The last thing you want when
hiking is having to deal with an
irritating, painful and extremely itchy rash — or worse! Yet, that is
exactly what will happen if you brush up against these poisonous plants.
We’ve compiled a list of some of the most common irritating plants and one
you should avoid at all costs!
Range: Western North America
Inhabits: Conifer and mixed
broadleaf forests, woodlands and grasslands
For those of us that grew up in the Pacific Northwest, we learned early on
to avoid this plant. It can be identified by lobed, oak-like leaves that
grow in groups of 3 and range from green to bright red depending on the
season. The oils present on Poison Oak leaves or branches will cause an
itchy reaction in most people who come in contact with them. If you are
hiking the Pacific Coast Trail or anywhere west of the Rockies, you’ll want
to be on the lookout for this plant.
Range: All U.S. states east of
the Rocky Mountains
areas, especially along tree line breaks. Also known to grow in open fields
“Leaves of three, let it be” is a
popular saying that helps people identify this noxious plant. Despite being
called a Poison Ivy, this plant is not a true Ivy. The leaves range from
light green to a reddish color depending on the season. Contact with the

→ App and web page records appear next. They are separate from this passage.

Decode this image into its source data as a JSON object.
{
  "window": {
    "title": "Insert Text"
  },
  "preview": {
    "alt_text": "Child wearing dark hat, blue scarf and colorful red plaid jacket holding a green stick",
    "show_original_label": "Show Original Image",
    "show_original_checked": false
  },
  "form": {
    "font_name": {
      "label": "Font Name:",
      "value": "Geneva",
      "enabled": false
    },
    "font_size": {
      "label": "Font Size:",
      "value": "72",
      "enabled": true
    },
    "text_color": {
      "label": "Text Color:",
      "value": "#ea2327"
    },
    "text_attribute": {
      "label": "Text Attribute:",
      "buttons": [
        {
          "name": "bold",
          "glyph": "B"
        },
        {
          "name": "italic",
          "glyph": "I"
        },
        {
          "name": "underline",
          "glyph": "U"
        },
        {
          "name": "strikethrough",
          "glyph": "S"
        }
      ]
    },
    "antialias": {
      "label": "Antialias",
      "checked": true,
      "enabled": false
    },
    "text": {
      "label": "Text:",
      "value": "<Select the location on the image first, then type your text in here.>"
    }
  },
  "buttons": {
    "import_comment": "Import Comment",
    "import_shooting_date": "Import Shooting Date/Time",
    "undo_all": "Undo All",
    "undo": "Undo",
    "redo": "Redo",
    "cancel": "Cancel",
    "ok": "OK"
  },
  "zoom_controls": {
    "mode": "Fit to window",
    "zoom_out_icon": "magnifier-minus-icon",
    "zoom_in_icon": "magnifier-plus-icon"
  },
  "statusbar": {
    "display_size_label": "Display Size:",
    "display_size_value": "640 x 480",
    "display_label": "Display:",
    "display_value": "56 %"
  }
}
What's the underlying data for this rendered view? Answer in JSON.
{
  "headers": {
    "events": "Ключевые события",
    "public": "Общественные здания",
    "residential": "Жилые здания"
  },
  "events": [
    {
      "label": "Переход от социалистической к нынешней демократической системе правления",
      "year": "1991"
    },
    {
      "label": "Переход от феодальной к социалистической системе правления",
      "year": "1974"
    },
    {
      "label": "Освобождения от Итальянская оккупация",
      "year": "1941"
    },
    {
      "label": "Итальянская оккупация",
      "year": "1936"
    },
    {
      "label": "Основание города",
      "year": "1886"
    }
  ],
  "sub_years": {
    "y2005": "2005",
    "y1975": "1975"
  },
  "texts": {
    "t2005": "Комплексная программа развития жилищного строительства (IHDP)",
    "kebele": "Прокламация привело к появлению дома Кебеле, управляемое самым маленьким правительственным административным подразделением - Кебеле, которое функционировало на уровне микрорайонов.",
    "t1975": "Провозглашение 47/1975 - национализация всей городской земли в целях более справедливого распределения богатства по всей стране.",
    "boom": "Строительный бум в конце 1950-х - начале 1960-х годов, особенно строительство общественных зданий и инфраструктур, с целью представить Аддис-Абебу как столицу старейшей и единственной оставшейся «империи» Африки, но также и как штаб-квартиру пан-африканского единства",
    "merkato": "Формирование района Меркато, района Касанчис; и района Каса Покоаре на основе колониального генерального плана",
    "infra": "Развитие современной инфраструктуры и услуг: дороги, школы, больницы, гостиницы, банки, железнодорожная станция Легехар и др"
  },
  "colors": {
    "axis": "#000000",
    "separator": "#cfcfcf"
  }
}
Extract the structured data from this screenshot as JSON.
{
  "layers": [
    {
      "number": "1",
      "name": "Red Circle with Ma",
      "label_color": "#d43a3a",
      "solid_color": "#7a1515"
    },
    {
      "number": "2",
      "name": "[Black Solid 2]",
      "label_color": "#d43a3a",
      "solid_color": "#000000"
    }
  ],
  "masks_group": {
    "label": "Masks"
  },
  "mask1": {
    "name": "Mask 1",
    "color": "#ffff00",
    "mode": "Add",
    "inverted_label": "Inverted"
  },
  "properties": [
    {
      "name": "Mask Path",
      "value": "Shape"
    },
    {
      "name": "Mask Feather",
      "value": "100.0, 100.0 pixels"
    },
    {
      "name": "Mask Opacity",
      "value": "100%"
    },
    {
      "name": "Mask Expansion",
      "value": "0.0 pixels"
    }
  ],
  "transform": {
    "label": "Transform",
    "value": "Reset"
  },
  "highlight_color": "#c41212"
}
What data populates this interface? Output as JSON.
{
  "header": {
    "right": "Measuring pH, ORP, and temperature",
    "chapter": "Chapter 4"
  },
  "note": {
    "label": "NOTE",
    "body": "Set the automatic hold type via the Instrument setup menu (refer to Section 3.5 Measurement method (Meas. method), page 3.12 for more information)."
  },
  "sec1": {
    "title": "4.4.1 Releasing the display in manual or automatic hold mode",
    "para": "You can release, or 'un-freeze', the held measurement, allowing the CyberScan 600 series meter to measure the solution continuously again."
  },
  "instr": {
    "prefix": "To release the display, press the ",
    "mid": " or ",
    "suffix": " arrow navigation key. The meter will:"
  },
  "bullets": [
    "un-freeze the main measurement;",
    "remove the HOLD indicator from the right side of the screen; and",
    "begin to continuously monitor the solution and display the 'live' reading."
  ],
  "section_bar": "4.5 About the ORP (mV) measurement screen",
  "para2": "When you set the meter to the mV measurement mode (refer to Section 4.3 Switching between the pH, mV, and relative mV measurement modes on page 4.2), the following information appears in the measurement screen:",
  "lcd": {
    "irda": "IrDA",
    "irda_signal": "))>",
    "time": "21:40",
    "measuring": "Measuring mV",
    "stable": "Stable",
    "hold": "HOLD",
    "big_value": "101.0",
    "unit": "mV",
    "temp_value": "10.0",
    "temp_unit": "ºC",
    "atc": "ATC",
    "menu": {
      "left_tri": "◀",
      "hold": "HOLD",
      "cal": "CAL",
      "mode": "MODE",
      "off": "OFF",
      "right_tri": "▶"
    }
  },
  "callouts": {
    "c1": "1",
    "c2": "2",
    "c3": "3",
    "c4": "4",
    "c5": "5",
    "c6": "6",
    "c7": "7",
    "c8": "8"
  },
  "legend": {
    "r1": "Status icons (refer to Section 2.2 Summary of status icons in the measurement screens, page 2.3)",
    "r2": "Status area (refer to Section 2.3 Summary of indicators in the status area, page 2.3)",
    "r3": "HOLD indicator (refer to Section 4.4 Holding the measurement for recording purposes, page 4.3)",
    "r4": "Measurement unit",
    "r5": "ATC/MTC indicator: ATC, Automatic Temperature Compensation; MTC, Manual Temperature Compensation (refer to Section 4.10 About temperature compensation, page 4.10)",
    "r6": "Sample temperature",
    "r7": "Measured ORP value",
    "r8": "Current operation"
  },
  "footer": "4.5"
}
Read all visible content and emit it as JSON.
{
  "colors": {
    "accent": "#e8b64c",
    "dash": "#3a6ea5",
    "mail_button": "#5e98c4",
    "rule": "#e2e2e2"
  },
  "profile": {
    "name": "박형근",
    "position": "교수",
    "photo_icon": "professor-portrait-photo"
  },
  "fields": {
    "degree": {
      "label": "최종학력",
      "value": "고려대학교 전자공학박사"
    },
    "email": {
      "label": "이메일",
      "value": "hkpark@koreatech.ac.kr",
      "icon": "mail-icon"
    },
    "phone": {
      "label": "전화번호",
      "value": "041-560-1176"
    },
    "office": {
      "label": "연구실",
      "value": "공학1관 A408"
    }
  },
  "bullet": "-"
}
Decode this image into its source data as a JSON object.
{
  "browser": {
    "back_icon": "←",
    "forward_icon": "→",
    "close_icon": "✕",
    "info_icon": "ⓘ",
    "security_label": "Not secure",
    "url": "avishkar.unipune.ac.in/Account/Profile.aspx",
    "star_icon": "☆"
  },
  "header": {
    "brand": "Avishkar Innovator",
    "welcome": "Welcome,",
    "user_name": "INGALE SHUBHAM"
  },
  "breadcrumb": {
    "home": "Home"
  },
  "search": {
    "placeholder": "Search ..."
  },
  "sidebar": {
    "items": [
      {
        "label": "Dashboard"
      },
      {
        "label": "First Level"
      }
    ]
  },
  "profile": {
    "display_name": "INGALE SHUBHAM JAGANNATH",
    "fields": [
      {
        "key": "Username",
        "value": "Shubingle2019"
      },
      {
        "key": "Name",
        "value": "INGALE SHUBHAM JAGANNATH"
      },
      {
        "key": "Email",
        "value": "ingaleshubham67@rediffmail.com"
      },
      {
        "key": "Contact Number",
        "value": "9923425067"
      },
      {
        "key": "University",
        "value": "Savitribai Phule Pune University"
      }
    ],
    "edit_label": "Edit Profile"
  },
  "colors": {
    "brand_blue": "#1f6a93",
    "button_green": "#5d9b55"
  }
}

parts of this plant causes most people’s skin to blister and become red and
Range: Eastern U.S. and Canada.
exclusively in swamps, bogs and wetlands.
Poison Sumac grows into a small
tree. Contact with this nasty plant will result in a reaction similar to the
aforementioned Poison Ivy and Poison Oak. This is because all three produce
an oily allergenic substance called Urushiol.
Range: Throughout the U.S. and
Inhabits: Usually occurs in
moist sites along streams, open forests, ditches and woodland clearings.
This plant is covered by tiny hairs
that act like hypodermic needles. Upon contact these hairs inject irritants
into your skin, causing blisters and a burning, itchy sensation. Not
something you want to brush up against.
It is interesting to note that
nettles have been used for generations for their medicinal
Range: Parts of Florida and the
Inhabits: Primarily found in
The University of Florida reports that the Manchineel
was called the “arbol de la muerte” meaning tree of death. They were
referring to pomes which grow 1-2 inches and look a lot like an apple.
However, be warned, all parts of this tree are extremely toxic and will
cause burning blisters on contact. Even a quick brush against its bark or
standing under the tree without contacting it at all can
make for a very
bad day. It is also reported that
ingesting any part of this tree or its fruit can be lethal. The tree may
look innocent but avoid it at all costs!
House Blogs for the above information.